Adopting a fundamentalist outlook would ultimately spell the death of Gestalt. Equally, it could die as a result of losing its identity, becoming synonymous with some vaguely ‘holistic' and 'intersubjectivist' variant of mainstream (i.e. dynamic) psychotherapy. What keeps Gestalt alive - say, compared with general 'humanistic' psychology - are its hard edges, its crisp and clinically apt points of focus, its enduringly powerful philosophical premises, its recognisable relevance. The core ideas at the centre of Gestalt practice are our chief assets. The balance between conserving the boundary and allowing it to bend is hard to find, but we hope the BGJ achieves it.

Radical Inquiry

The present issue begins with tributes to Ischa Bloomberg. His was an anti-establishment approach to Gestalt that reminds us of our questioning roots. As Gestalt develops towards being a 'psychospiritual' therapy - signs of this are unmistakable - so also does Gestalt need to fulfil its sociopolitical potential. 'Individual' issues cannot be isolated from the effects of family, social and economic systems. Distinctions between therapeutic, political, and spiritual awareness are arbitrary. Outstanding new books, such as Free to be Human by David Edwards, Green Books, 1995, explore these overlapping domains.
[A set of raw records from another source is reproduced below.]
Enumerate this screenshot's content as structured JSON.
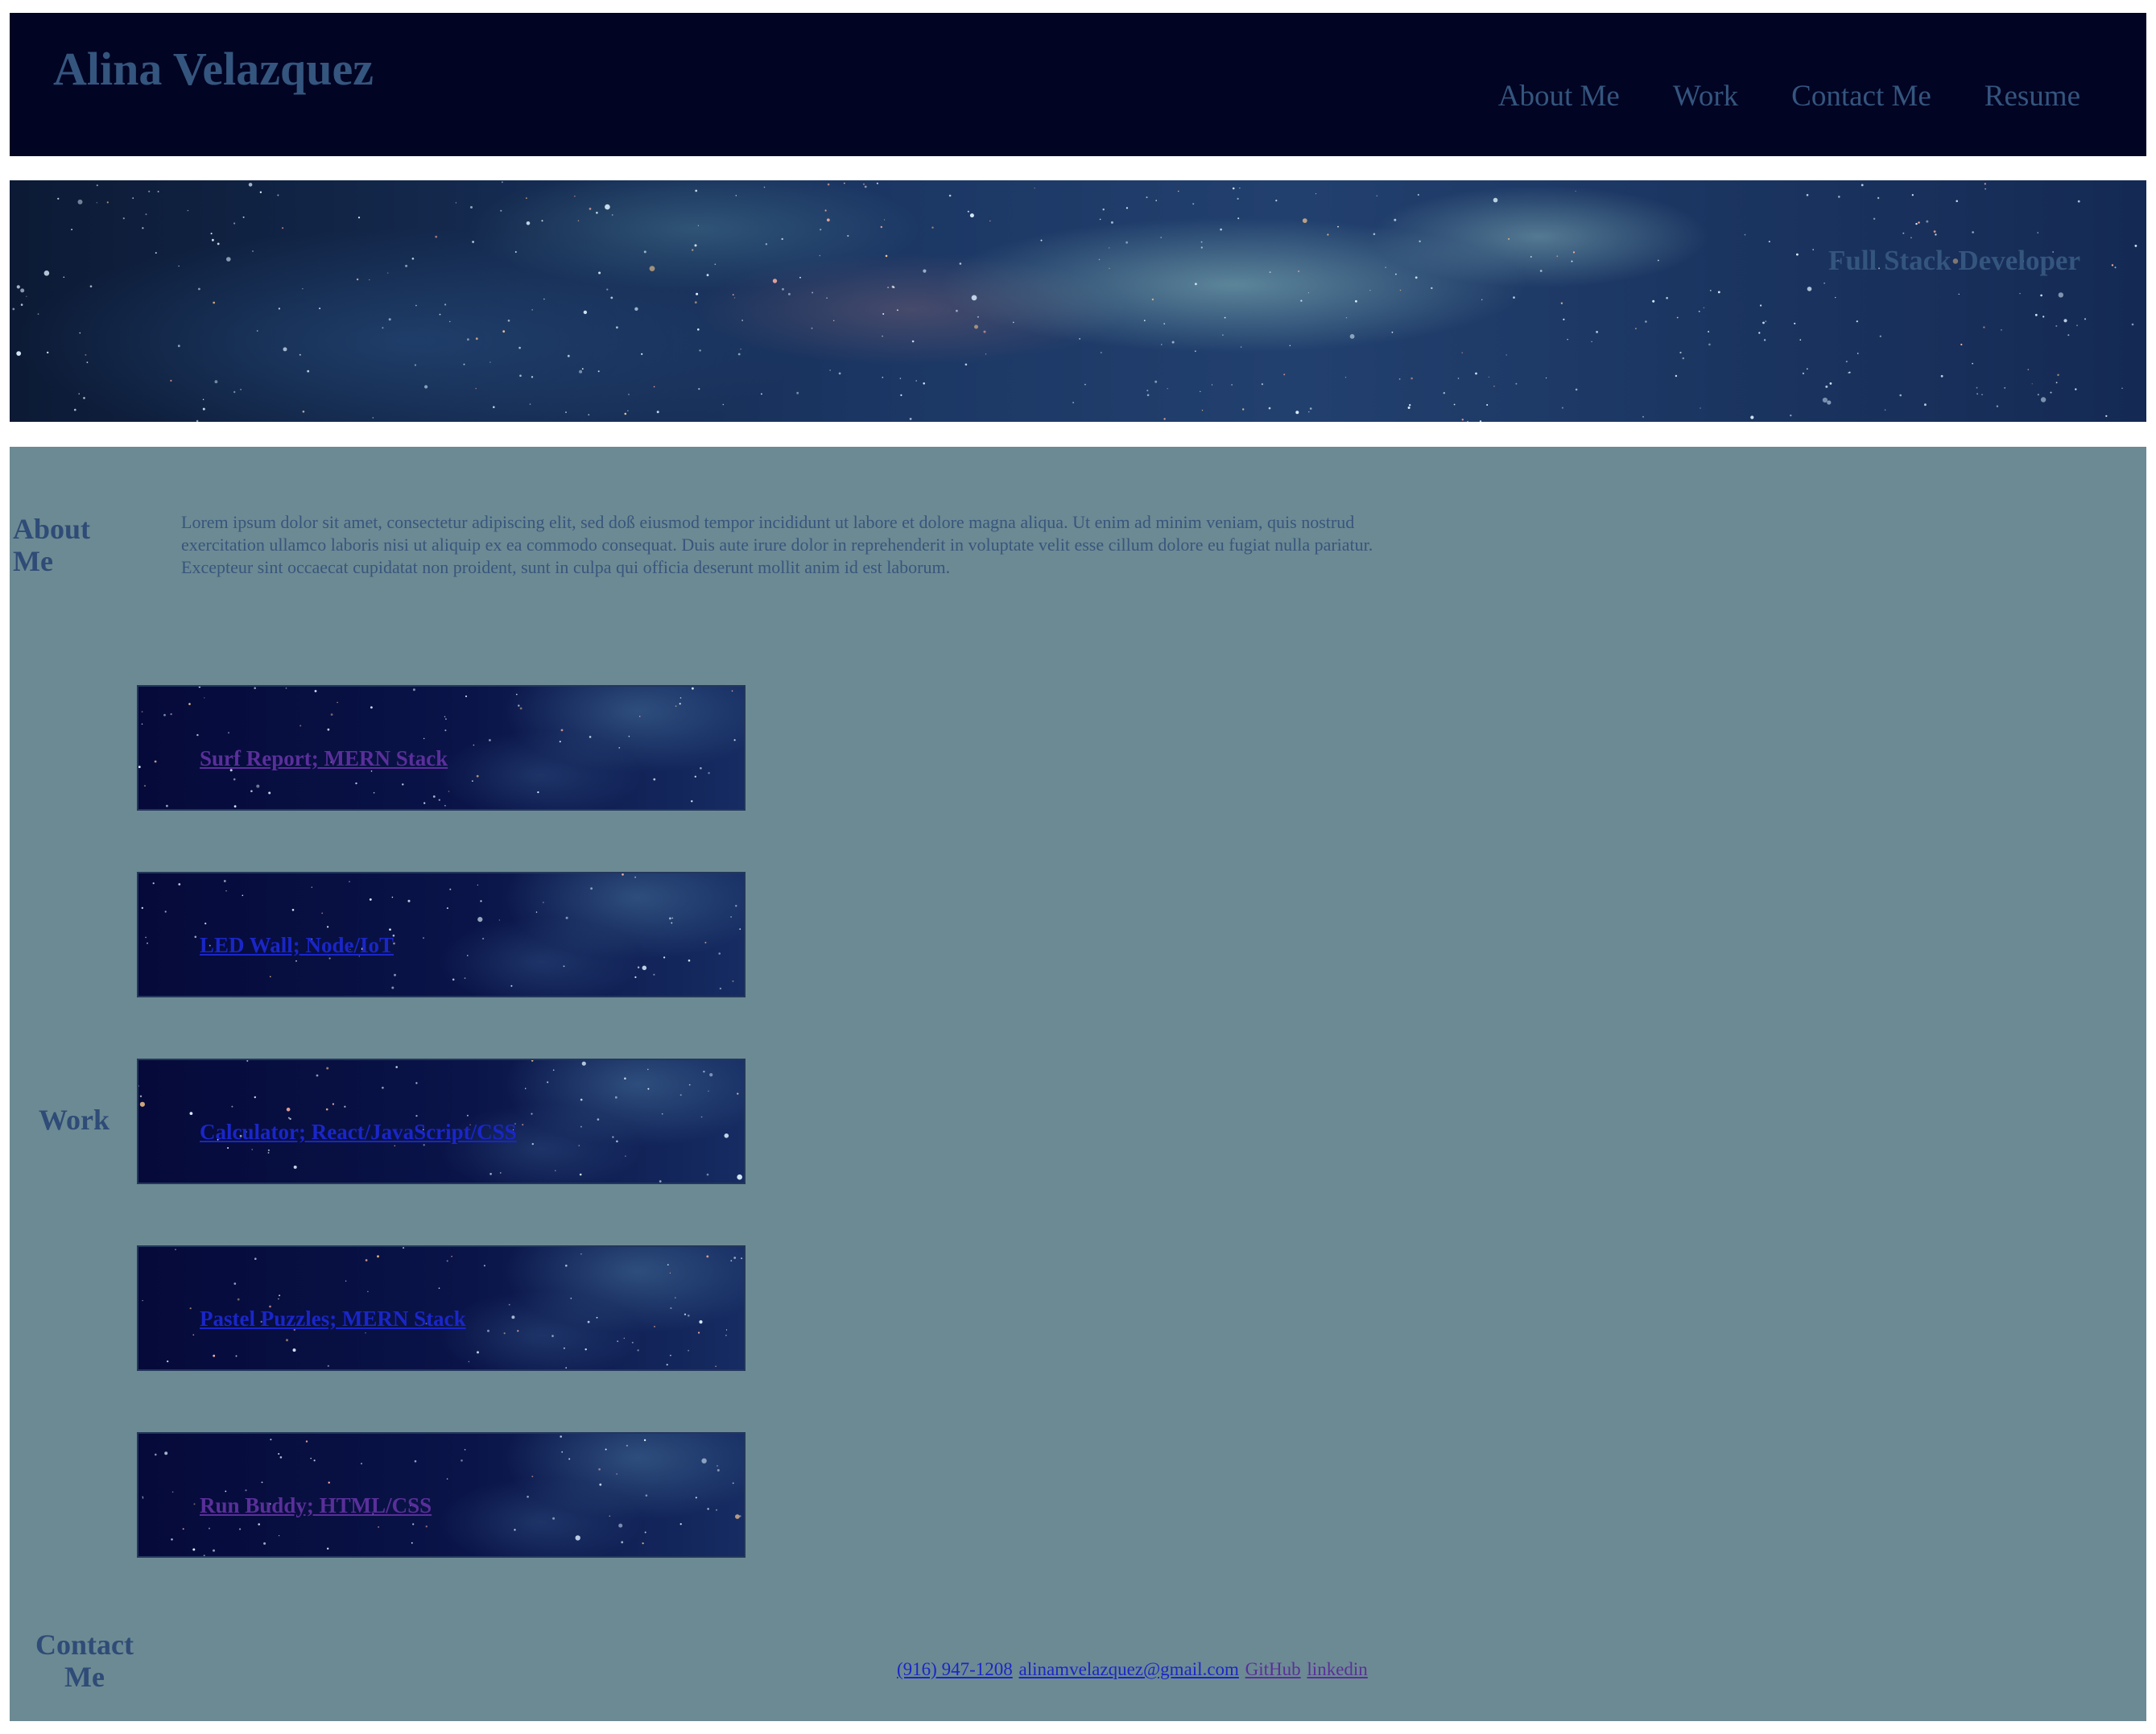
{
  "header": {
    "title": "Alina Velazquez",
    "nav": [
      "About Me",
      "Work",
      "Contact Me",
      "Resume"
    ]
  },
  "hero": {
    "tagline": "Full Stack Developer"
  },
  "about": {
    "heading": "About Me",
    "text": "Lorem ipsum dolor sit amet, consectetur adipiscing elit, sed doß eiusmod tempor incididunt ut labore et dolore magna aliqua. Ut enim ad minim veniam, quis nostrud exercitation ullamco laboris nisi ut aliquip ex ea commodo consequat. Duis aute irure dolor in reprehenderit in voluptate velit esse cillum dolore eu fugiat nulla pariatur. Excepteur sint occaecat cupidatat non proident, sunt in culpa qui officia deserunt mollit anim id est laborum."
  },
  "work": {
    "heading": "Work",
    "projects": [
      {
        "label": "Surf Report; MERN Stack",
        "link_state": "visited"
      },
      {
        "label": "LED Wall; Node/IoT",
        "link_state": "unvisited"
      },
      {
        "label": "Calculator; React/JavaScript/CSS",
        "link_state": "unvisited"
      },
      {
        "label": "Pastel Puzzles; MERN Stack",
        "link_state": "unvisited"
      },
      {
        "label": "Run Buddy; HTML/CSS",
        "link_state": "visited"
      }
    ]
  },
  "contact": {
    "heading": "Contact Me",
    "phone": "(916) 947-1208",
    "email": "alinamvelazquez@gmail.com",
    "github": "GitHub",
    "linkedin": "linkedin"
  },
  "colors": {
    "header_bg": "#020423",
    "main_bg": "#6c8a93",
    "text_blue": "#34557e",
    "visited_link": "#5a2f9a",
    "unvisited_link": "#1a26c8"
  }
}
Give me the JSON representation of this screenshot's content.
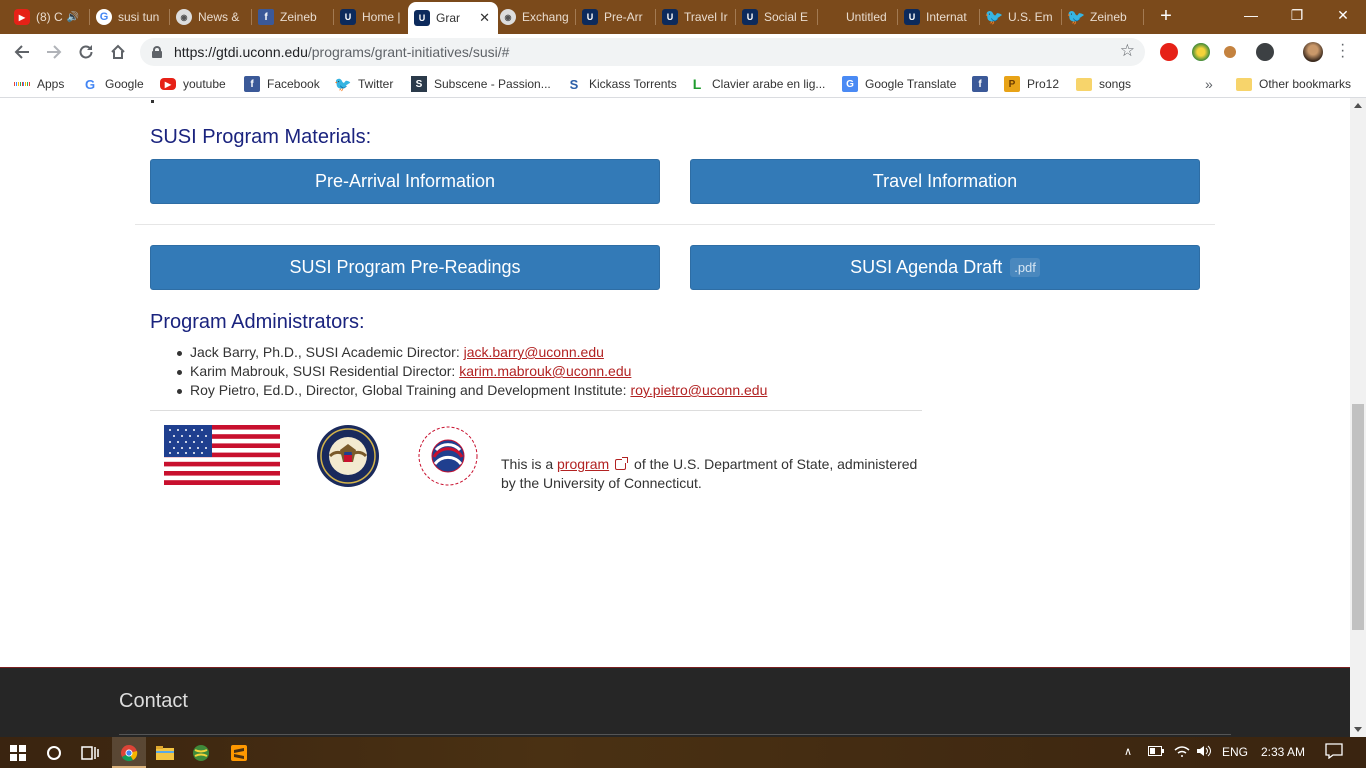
{
  "tabs": [
    {
      "label": "(8) C",
      "icon": "youtube-icon",
      "cls": "yt",
      "glyph": "▶",
      "extra": "🔊"
    },
    {
      "label": "susi tun",
      "icon": "google-icon",
      "cls": "g",
      "glyph": "G"
    },
    {
      "label": "News &",
      "icon": "seal-icon",
      "cls": "seal",
      "glyph": "◉"
    },
    {
      "label": "Zeineb",
      "icon": "facebook-icon",
      "cls": "fb",
      "glyph": "f"
    },
    {
      "label": "Home |",
      "icon": "uconn-icon",
      "cls": "uc",
      "glyph": "U"
    },
    {
      "label": "Grar",
      "icon": "uconn-icon",
      "cls": "uc",
      "glyph": "U",
      "active": true
    },
    {
      "label": "Exchang",
      "icon": "seal-icon",
      "cls": "seal",
      "glyph": "◉"
    },
    {
      "label": "Pre-Arr",
      "icon": "uconn-icon",
      "cls": "uc",
      "glyph": "U"
    },
    {
      "label": "Travel Ir",
      "icon": "uconn-icon",
      "cls": "uc",
      "glyph": "U"
    },
    {
      "label": "Social E",
      "icon": "uconn-icon",
      "cls": "uc",
      "glyph": "U"
    },
    {
      "label": "Untitled",
      "icon": "blank-icon",
      "cls": "",
      "glyph": ""
    },
    {
      "label": "Internat",
      "icon": "uconn-icon",
      "cls": "uc",
      "glyph": "U"
    },
    {
      "label": "U.S. Em",
      "icon": "twitter-icon",
      "cls": "tw",
      "glyph": "🐦"
    },
    {
      "label": "Zeineb",
      "icon": "twitter-icon",
      "cls": "tw",
      "glyph": "🐦"
    }
  ],
  "window": {
    "minimize": "—",
    "maximize": "❐",
    "close": "✕",
    "new_tab": "+"
  },
  "url": {
    "host": "https://gtdi.uconn.edu",
    "path": "/programs/grant-initiatives/susi/#"
  },
  "bookmarks": [
    {
      "label": "Apps"
    },
    {
      "label": "Google"
    },
    {
      "label": "youtube"
    },
    {
      "label": "Facebook"
    },
    {
      "label": "Twitter"
    },
    {
      "label": "Subscene - Passion..."
    },
    {
      "label": "Kickass Torrents"
    },
    {
      "label": "Clavier arabe en lig..."
    },
    {
      "label": "Google Translate"
    },
    {
      "label": ""
    },
    {
      "label": "Pro12"
    },
    {
      "label": "songs"
    }
  ],
  "bookmarks_more": "»",
  "other_bookmarks": "Other bookmarks",
  "content": {
    "materials_heading": "SUSI Program Materials:",
    "buttons": {
      "pre_arrival": "Pre-Arrival Information",
      "travel": "Travel Information",
      "pre_readings": "SUSI Program Pre-Readings",
      "agenda": "SUSI Agenda Draft",
      "agenda_badge": ".pdf"
    },
    "admins_heading": "Program Administrators:",
    "admins": [
      {
        "text": "Jack Barry, Ph.D., SUSI Academic Director: ",
        "email": "jack.barry@uconn.edu"
      },
      {
        "text": "Karim Mabrouk, SUSI Residential Director: ",
        "email": "karim.mabrouk@uconn.edu"
      },
      {
        "text": "Roy Pietro, Ed.D., Director, Global Training and Development Institute: ",
        "email": "roy.pietro@uconn.edu"
      }
    ],
    "footnote": {
      "before": "This is a ",
      "link": "program",
      "after": " of the U.S. Department of State, administered by the University of Connecticut."
    },
    "footer_heading": "Contact"
  },
  "taskbar": {
    "lang": "ENG",
    "time": "2:33 AM"
  },
  "colors": {
    "accent_button": "#337ab7",
    "heading": "#1a237e",
    "link": "#b22222",
    "tabstrip": "#7b4a1b"
  }
}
They deserve recognition in the Gestalt community and in these pages.

Malcolm Parlett 

Letters to the Editor: 

Survivors Research: A Request for Information - Ann Houston

A Note in Response to Richard Erskine on Shame - Peter Philippson 

Characteristics of ‘The Cleveland School’: A Response to Peter Philippson - Gordon Wheeler 

Dialogue and Debate - A Reply to Gordon Wheeler - Peter Philippson 

Book Reviews:

Adolescence, by Mark McConville - Claire Chappell 

The Voice of Shame: Silence and Connection in Psychotherapy, edited by Robert G.Lee and Gordon Wheeler - Jennifer Mackewn 

Intentional Revolutions: A Seven Point Strategy for Transforming Organisations, by Edwin Nevis, Joan Lancourt, and Helen G.Vassallo - Rob Farrands